As the novel opens, Eve Tilden is contemplating not one but three looming issues in her life. First, her teenaged daughter Audrey is not keeping pace with her classmates when it comes to emotional maturity. Secondly, Eve's mother Daphne, a famous photographer, is slipping into dementia. And finally, the Tildens are remodeling their kitchen.


In some ways, though, these outside factors are really just a distraction from the fourth issue, which is that Eve is in the midst of something like a midlife crisis. One day, she comes across a box of her old t shirts, emblazoned with the names of rock bands she idolized as a teenager. She wonders how she lost the self that led such an exuberant life. Tentatively, Eve begins the process of reclaiming the person that she once was.


Into these interlocking experiences walks Nick, a contractor who also happens to be a rather stunningly attractive surfer. As he begins the process of remodeling the kitchen, both Eve and Audrey rev to life in his presence, and soon, Eve is making a rather surprising calculation about him.


What really brings this story to a different level, though, is that Eve's perspective is paralleled by Audrey's. If we only saw the story from the outside, we would find it hard to see Audrey as anything but the problem figure that she represents to her parents. But Audrey's perspective on the world is a very different one than ours, and the first person narrative here is strong enough to seduce us into taking the world on her terms. As parents, as teachers, as classmates,  everyone would like Audrey to be more normal. But Audrey is the granddaughter of another woman of unique vision and the road she ends up traveling will be very much her own.

Friday, January 9, 2015

Longbourn by Jo Baker at EIL

Just a quick note to mention that my review of Jo Baker's Longbourn is up at Escape Into Life. As I mention at the outset of the review, I'm a bit dubious about novels set in Austenland, but Adrian McKinty mentioned it on his blog, The Psychopathology of Everyday Life, and he's usually a reliable source for good reading. And he was right, it's good. Baker manages to level a fair amount of class critique without beating you over the head with it too much.

I thought I would link to a very apt poem that Linh Dinh put up on his blog, Postcards from the End of America. Usually the site features his photographs, but occasionally he'll post prose or poetry. The poem is called Clean, Clean, Clean. Start reading even the first couple of pages of Longbourn and you'll get the connection.
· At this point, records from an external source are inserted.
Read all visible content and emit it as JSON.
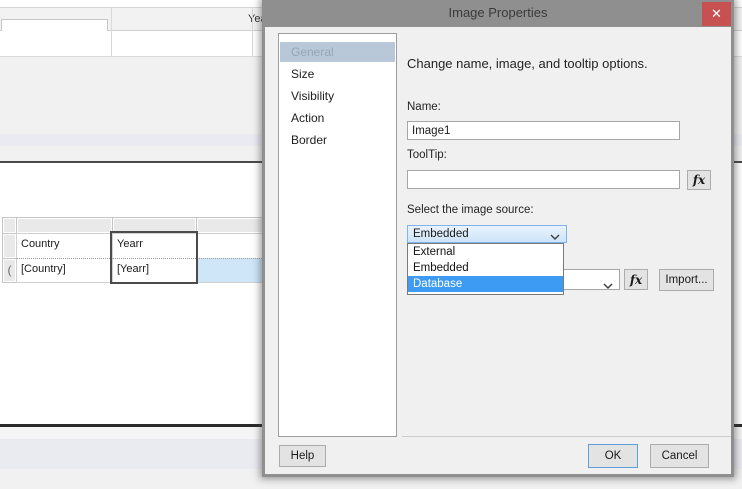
{
  "background": {
    "toolbar_dropdown_value": "",
    "clipped_header_label": "Year",
    "table": {
      "header_row": {
        "col1": "Country",
        "col2": "Yearr"
      },
      "data_row": {
        "col1": "[Country]",
        "col2": "[Yearr]"
      },
      "detail_marker": "("
    }
  },
  "dialog": {
    "title": "Image Properties",
    "close_glyph": "✕",
    "tabs": [
      {
        "label": "General"
      },
      {
        "label": "Size"
      },
      {
        "label": "Visibility"
      },
      {
        "label": "Action"
      },
      {
        "label": "Border"
      }
    ],
    "selected_tab": "General",
    "description": "Change name, image, and tooltip options.",
    "name": {
      "label": "Name:",
      "value": "Image1"
    },
    "tooltip": {
      "label": "ToolTip:",
      "value": ""
    },
    "image_source": {
      "label": "Select the image source:",
      "selected": "Embedded",
      "options": [
        "External",
        "Embedded",
        "Database"
      ],
      "highlighted_option": "Database"
    },
    "fx_glyph": "fx",
    "buttons": {
      "import": "Import...",
      "help": "Help",
      "ok": "OK",
      "cancel": "Cancel"
    },
    "colors": {
      "titlebar": "#8f8f8f",
      "close_red": "#c75050",
      "selection_blue": "#3d9bf3",
      "combo_focus_border": "#7eb4ea",
      "highlight_cell_blue": "#cfe5f8",
      "tab_selected_bg": "#b9c8d9"
    }
  }
}
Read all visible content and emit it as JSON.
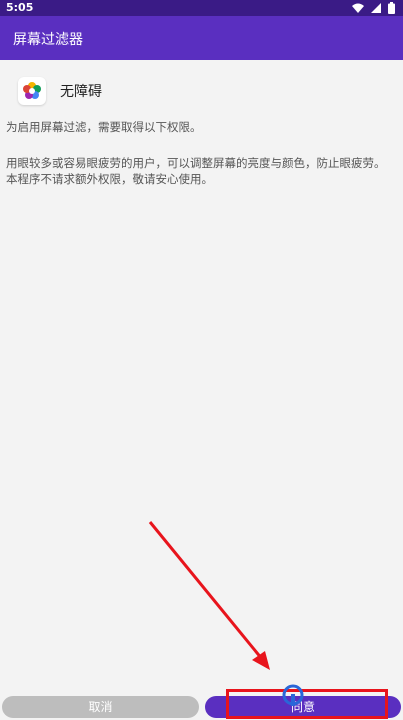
{
  "status_bar": {
    "time": "5:05",
    "icons": [
      "wifi-icon",
      "signal-icon",
      "battery-icon"
    ]
  },
  "app_bar": {
    "title": "屏幕过滤器"
  },
  "app_info": {
    "name": "无障碍",
    "icon": "flower-app-icon"
  },
  "description": {
    "line1": "为启用屏幕过滤，需要取得以下权限。",
    "line2": "用眼较多或容易眼疲劳的用户，可以调整屏幕的亮度与颜色，防止眼疲劳。",
    "line3": "本程序不请求额外权限，敬请安心使用。"
  },
  "buttons": {
    "cancel": "取消",
    "agree": "同意"
  },
  "colors": {
    "status_bar": "#3a1b86",
    "app_bar": "#5a2fc0",
    "agree_button": "#5a2fc0",
    "cancel_button": "#bdbdbd",
    "annotation": "#e8141c"
  },
  "overlay": {
    "watermark_icon": "watermark-logo-icon"
  }
}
Longbourn is also slated to be a movie. I thought there was a trailer, but I guess it's a bit early for that. I'm curious about how they'll do it, as in thinking about the book, I realize that if the filmmakers are true to the story, there will be a lot less focus on upstairs fashion and luxury and a lot more focus on downstairs grime and guts than is usually the case in these period things.

Here's a short book trailer on a factor I noticed but didn't report on in the review.